======== Information supplied
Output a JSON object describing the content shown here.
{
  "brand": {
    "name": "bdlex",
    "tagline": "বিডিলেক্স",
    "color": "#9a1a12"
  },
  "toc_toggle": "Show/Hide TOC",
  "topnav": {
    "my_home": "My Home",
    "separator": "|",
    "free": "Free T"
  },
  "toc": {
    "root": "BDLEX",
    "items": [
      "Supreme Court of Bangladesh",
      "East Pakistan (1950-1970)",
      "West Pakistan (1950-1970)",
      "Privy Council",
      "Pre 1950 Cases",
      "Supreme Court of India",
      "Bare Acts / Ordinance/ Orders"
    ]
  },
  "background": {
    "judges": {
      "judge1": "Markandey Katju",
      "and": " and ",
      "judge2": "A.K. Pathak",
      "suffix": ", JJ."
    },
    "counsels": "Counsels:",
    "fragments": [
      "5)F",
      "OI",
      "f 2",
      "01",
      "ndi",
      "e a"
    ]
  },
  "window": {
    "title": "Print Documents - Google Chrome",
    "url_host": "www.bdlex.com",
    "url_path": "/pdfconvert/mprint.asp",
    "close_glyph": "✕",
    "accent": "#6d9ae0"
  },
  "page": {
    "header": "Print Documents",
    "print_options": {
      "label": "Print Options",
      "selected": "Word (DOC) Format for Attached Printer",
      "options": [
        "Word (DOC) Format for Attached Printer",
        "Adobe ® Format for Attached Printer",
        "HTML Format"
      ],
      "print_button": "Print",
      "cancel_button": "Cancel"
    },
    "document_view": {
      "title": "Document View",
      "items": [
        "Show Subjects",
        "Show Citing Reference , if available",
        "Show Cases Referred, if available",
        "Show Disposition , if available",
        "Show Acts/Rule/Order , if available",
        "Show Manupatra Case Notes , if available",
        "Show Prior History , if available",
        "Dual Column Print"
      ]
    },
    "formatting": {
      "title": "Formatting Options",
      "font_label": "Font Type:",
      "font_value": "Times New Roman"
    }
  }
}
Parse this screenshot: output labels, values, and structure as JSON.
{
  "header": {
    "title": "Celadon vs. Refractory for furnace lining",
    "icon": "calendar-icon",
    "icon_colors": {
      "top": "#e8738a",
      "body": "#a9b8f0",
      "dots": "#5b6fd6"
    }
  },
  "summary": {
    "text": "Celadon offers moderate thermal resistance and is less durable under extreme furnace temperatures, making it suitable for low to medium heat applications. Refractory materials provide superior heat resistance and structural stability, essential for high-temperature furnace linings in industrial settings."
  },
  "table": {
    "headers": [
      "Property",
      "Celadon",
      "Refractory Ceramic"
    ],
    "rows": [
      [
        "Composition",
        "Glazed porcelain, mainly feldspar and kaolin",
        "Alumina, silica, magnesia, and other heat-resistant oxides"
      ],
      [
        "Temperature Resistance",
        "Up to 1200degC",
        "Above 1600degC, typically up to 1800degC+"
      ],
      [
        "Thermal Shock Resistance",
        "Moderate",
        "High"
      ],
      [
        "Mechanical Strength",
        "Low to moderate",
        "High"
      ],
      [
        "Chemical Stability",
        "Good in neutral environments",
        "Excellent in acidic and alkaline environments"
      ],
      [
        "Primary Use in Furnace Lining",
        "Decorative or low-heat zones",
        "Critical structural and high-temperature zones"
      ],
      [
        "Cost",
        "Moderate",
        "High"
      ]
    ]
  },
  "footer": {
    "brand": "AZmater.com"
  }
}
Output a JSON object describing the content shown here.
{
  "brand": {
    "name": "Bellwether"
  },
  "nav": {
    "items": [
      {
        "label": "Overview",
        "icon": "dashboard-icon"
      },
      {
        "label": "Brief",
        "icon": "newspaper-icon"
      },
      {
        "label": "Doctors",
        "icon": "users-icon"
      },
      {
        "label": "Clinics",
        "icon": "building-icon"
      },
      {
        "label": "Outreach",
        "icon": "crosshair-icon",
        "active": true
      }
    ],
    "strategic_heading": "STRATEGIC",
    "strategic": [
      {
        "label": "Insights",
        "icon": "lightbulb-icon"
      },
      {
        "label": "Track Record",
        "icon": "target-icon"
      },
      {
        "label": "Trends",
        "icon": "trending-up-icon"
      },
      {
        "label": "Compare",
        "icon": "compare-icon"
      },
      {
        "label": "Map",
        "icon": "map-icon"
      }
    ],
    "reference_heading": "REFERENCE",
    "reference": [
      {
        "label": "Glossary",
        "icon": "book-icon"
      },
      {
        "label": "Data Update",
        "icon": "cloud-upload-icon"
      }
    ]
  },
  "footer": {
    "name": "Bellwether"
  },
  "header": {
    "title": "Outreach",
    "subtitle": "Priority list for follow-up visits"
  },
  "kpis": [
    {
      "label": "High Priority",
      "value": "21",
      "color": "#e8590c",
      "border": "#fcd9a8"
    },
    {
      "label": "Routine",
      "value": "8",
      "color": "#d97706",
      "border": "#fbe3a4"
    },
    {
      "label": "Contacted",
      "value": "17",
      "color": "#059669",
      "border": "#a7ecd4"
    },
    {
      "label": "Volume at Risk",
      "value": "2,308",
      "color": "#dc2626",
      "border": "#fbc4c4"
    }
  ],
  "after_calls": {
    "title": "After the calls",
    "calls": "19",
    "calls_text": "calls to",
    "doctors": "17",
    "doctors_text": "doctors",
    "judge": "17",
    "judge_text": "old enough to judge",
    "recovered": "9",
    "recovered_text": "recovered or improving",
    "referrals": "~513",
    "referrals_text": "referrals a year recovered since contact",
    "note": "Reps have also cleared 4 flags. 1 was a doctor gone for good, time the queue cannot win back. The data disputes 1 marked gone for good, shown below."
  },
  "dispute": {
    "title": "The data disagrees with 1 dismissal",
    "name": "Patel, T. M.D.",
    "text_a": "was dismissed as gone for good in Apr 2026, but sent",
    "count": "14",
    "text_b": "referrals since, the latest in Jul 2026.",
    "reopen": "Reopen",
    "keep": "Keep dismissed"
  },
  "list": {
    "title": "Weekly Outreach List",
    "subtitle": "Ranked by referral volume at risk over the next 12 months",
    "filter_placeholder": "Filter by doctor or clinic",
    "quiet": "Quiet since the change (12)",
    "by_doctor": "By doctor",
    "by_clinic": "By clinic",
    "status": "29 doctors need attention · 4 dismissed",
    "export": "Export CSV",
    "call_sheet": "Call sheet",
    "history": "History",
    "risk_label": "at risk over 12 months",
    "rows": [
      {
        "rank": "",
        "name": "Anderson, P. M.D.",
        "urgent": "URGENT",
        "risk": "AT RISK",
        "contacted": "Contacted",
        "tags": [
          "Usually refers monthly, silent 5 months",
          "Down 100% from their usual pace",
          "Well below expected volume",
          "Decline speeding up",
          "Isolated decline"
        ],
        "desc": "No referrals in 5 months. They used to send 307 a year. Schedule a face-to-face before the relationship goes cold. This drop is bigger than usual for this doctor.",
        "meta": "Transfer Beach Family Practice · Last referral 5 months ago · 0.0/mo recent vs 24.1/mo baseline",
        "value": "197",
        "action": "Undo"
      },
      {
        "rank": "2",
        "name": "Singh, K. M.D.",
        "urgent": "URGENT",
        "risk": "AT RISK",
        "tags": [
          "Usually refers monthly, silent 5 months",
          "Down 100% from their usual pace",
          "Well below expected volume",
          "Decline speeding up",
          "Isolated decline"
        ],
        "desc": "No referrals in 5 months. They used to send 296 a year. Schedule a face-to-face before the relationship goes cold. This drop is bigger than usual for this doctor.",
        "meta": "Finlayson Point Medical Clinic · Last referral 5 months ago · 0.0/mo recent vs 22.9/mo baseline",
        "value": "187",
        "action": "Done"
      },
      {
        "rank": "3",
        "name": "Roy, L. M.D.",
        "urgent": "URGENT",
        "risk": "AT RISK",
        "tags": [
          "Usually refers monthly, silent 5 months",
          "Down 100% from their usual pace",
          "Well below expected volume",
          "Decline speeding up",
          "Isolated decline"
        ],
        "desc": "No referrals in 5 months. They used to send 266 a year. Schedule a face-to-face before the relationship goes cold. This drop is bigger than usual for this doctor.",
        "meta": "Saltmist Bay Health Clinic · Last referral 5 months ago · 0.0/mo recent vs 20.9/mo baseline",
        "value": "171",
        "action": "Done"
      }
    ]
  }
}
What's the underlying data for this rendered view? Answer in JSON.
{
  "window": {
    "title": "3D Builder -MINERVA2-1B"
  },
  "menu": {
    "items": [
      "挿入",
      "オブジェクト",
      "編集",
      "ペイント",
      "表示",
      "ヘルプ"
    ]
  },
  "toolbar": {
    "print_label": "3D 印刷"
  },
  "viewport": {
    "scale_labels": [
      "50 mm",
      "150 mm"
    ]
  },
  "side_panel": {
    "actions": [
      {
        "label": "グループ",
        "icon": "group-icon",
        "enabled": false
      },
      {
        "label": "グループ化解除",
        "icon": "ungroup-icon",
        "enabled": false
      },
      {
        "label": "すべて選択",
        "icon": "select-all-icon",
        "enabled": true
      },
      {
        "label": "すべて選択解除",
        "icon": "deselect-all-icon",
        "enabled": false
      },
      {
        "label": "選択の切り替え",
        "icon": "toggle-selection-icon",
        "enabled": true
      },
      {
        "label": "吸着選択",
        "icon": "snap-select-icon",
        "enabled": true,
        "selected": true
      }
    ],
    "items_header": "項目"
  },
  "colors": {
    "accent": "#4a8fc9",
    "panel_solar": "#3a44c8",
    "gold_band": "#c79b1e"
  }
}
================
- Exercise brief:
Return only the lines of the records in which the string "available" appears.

- Your solution:
        "Show Citing Reference , if available",
        "Show Cases Referred, if available",
        "Show Disposition , if available",
        "Show Acts/Rule/Order , if available",
        "Show Manupatra Case Notes , if available",
        "Show Prior History , if available",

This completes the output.